Keats’s cold philosophy is what I yesterday called overstanding: it assumes (impossibly) a conquering positon outside nature, outside creation. Without warrant, it claims transcendence and brings its impressive capacity for reason to bear on all before it, failing in the process to see itself in the mix, in the swim of things. It will clip an angel’s wings, unweave a rainbow and offer the results as… answers.
Bishop and theologian, Gregory of Nyssa (c.335-c.395), in his controversies with Eunomius, an anti-Christian ‘cold philosopher’ of the old school, describes the difference between their positions beautifully. Eunomius is like a child, he says, who would like to grab hold of a ray of the sun. He wants to know rather than adore.
If you get a chance in the next few days, stand, like Brother Lawrence, under a beech tree coming into leaf and look up, stop to study a horse chestnut candle, breathe deeply the scent of lilacs. And adore.
Never let that wonder and adoration be effaced from your soul.
As we rejoice in the gift of this new day,
so may the light of your presence, O God,
set our hearts on fire with with love for you;
now and forever.
- Spring as overpowering, wild, uncontainable exuberance. Is this the most exciting piece of music ever?
God of all creation,
for the exuberance of spring,
this quickening in all green things:
its beauty, its prodigality and promise,
we give you thanks and praise.
In the renewing of the world around us,
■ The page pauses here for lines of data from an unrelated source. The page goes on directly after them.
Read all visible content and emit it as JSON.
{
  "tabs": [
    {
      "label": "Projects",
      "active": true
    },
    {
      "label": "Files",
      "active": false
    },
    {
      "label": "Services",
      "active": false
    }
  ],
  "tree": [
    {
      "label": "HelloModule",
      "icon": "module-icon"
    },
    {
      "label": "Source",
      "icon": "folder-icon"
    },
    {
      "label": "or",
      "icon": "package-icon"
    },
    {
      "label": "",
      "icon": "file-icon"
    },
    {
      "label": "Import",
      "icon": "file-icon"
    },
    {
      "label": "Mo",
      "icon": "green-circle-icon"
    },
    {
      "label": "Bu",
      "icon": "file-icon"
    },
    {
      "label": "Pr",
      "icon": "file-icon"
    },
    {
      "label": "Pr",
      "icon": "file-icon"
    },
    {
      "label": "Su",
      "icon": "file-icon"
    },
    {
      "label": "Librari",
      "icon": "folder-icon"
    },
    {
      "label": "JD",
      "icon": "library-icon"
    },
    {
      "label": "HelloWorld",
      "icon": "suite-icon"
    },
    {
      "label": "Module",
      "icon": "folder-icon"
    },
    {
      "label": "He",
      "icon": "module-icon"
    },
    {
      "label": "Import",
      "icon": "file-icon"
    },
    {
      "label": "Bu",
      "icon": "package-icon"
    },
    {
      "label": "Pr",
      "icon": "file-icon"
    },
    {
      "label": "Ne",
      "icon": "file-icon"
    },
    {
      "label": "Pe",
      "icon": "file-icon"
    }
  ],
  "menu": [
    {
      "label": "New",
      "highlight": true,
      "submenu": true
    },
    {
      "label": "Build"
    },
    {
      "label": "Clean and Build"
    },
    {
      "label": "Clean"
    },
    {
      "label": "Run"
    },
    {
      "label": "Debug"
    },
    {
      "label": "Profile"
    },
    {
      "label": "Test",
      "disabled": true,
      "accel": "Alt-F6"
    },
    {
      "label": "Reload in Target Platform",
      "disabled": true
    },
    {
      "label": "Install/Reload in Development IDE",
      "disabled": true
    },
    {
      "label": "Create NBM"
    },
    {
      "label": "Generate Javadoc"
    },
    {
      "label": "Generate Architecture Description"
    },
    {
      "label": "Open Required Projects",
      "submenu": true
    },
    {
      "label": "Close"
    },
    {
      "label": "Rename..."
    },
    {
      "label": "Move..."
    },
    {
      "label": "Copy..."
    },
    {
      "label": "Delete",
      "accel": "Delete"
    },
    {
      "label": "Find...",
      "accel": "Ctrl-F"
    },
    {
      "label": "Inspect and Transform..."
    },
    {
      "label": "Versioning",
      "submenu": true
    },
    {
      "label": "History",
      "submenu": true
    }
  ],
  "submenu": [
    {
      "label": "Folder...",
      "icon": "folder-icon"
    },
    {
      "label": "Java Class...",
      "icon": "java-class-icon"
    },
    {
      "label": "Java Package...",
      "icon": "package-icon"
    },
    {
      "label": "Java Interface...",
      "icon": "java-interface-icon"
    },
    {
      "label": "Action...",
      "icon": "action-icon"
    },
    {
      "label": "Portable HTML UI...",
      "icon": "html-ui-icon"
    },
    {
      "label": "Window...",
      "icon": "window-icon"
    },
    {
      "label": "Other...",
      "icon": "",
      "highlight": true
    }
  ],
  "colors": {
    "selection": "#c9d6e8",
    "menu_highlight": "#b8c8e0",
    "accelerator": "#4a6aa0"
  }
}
call us into that life that is the light of all people:
your eternal Word in whom all things were made,
even Jesus Christ our Lord.